Jerry Agar

(Note: Follow the links to view the opening exchange; Jon Sanders' offer, my reply and Jon's counteroffer.)

Dear Jon,

Our tongue-in-cheek wager based on the political fortunes of “your” nanny-stater, John Edwards, against “my” nanny-stater, Barack Obama was justifiably tweaked by some readers who want us to take on the leftward slide on the Republican side.

You rose to the challenge.

My worry about your John Edwards is not that I think he will be president. It is that he is pushing the two real contenders on his Democratic team to the left as they fight to keep within distance of his pandering to bug-eyed anti-capitalists on the issue of health care, energy and rampant, unfair, corporate greed.

One could hope that Ron Paul would be the leveling counter-balance on the right side of this political teeter-totter, at least on the issue of constitutional government. But the other candidates are not listening to him. When it comes to wowing them on the stump, Paul can’t hold a make-up mirror to John Edwards.

But have you ever asked a Republican in federal government what the constitutional basis is for whatever program they fight to support or create?

I am just a talk-show host; I don't pretend to play a constitutional authority on the radio, but even I can read Article I, Section 8 which outlines the powers of Congress, and the Tenth Amendment, which reaffirms to our representatives that, and I am paraphrasing, if it ain’t listed, it ain’t your job, and no, you can’t kindly take on the work anyway, thank you.

Both Bill Bennett and Margaret Spellings, former and current Secretaries of Education respectively, have told me the same thing when I asked them the constitutional question regarding schools. I asked whether they agree that education is a local and state issue per the Constitution. They both answered, essentially, that we have the federal Department of Education now, so what are you going to do? We might as well try to make it work. So much for freedom.

George W. Bush hooked up with Ted Kennedy to explode the size of the Department of Education. So much for local control, state’s rights, parental power through vouchers and limited federal government.

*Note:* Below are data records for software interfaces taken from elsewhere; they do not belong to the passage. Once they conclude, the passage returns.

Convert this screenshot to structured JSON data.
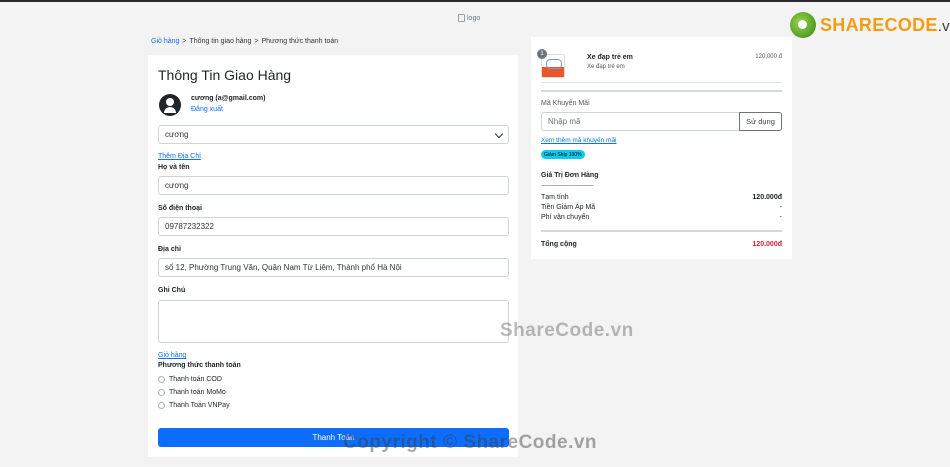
{
  "header": {
    "logo_alt": "logo"
  },
  "brand": {
    "name": "SHARECODE",
    "suffix": ".vn"
  },
  "breadcrumb": {
    "cart": "Giỏ hàng",
    "sep1": ">",
    "shipping_info": "Thông tin giao hàng",
    "sep2": ">",
    "payment_method": "Phương thức thanh toán"
  },
  "shipping": {
    "title": "Thông Tin Giao Hàng",
    "user_display": "cương (a@gmail.com)",
    "logout": "Đăng xuất",
    "address_select_value": "cương",
    "add_address": "Thêm Địa Chỉ",
    "name_label": "Họ và tên",
    "name_value": "cương",
    "phone_label": "Số điện thoại",
    "phone_value": "09787232322",
    "address_label": "Địa chỉ",
    "address_value": "số 12, Phường Trung Văn, Quận Nam Từ Liêm, Thành phố Hà Nội",
    "note_label": "Ghi Chú",
    "note_value": "",
    "cart_link": "Giỏ hàng",
    "payment_label": "Phương thức thanh toán",
    "payment_options": [
      "Thanh toán COD",
      "Thanh toán MoMo",
      "Thanh Toán VNPay"
    ],
    "submit_label": "Thanh Toán"
  },
  "order": {
    "item": {
      "quantity": "1",
      "name": "Xe đạp trẻ em",
      "subtitle": "Xe đạp trẻ em",
      "price": "120,000 đ"
    },
    "promo_label": "Mã Khuyến Mãi",
    "promo_placeholder": "Nhập mã",
    "promo_button": "Sử dụng",
    "more_promos": "Xem thêm mã khuyến mãi",
    "badge": "Giảm Ship 100%",
    "summary_title": "Giá Trị Đơn Hàng",
    "summary_divider": "-----------------------------------",
    "rows": [
      {
        "label": "Tạm tính",
        "value": "120.000đ"
      },
      {
        "label": "Tiền Giảm Áp Mã",
        "value": "-"
      },
      {
        "label": "Phí vận chuyển",
        "value": "-"
      }
    ],
    "total_label": "Tổng cộng",
    "total_value": "120.000đ"
  },
  "watermarks": {
    "center": "ShareCode.vn",
    "bottom": "Copyright © ShareCode.vn"
  }
}
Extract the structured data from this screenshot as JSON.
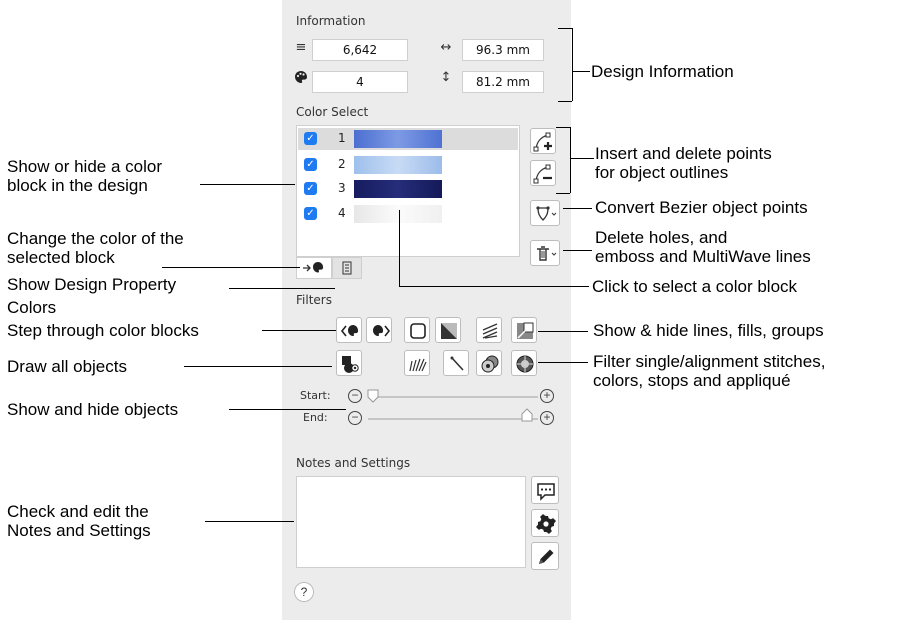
{
  "panel": {
    "information": {
      "title": "Information",
      "stitches_icon": "stitch-count-icon",
      "stitches": "6,642",
      "width_icon": "width-arrows-icon",
      "width": "96.3 mm",
      "colors_icon": "palette-icon",
      "colors": "4",
      "height_icon": "height-arrows-icon",
      "height": "81.2 mm"
    },
    "color_select": {
      "title": "Color Select",
      "items": [
        {
          "number": "1",
          "color": "#5f80d8",
          "checked": true,
          "selected": true
        },
        {
          "number": "2",
          "color": "#a7c6ee",
          "checked": true,
          "selected": false
        },
        {
          "number": "3",
          "color": "#1a2167",
          "checked": true,
          "selected": false
        },
        {
          "number": "4",
          "color": "#f1f1f1",
          "checked": true,
          "selected": false
        }
      ]
    },
    "filters": {
      "title": "Filters",
      "start_label": "Start:",
      "end_label": "End:"
    },
    "notes": {
      "title": "Notes and Settings",
      "value": ""
    },
    "help_label": "?"
  },
  "annotations": {
    "design_information": "Design Information",
    "show_hide_color_block": [
      "Show or hide a color",
      "block in the design"
    ],
    "change_color": [
      "Change the color of the",
      "selected block"
    ],
    "design_property": [
      "Show Design Property",
      "Colors"
    ],
    "step_through": "Step through color blocks",
    "draw_all": "Draw all objects",
    "show_hide_objects": "Show and hide objects",
    "check_edit_notes": [
      "Check and edit the",
      "Notes and Settings"
    ],
    "insert_delete_points": [
      "Insert and delete points",
      "for object outlines"
    ],
    "convert_bezier": "Convert Bezier object points",
    "delete_holes": [
      "Delete holes, and",
      "emboss and MultiWave lines"
    ],
    "click_select": "Click to select a color block",
    "show_hide_lines": "Show & hide lines, fills, groups",
    "filter_single": [
      "Filter single/alignment stitches,",
      "colors, stops and appliqué"
    ]
  }
}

So much for freedom.


Jerry Agar

Jerry Agar is one of the newest stars in talk radio. After many years as a disc jockey and music radio morning show host he turned to talk radio at WPTF in Raleigh, North Carolina.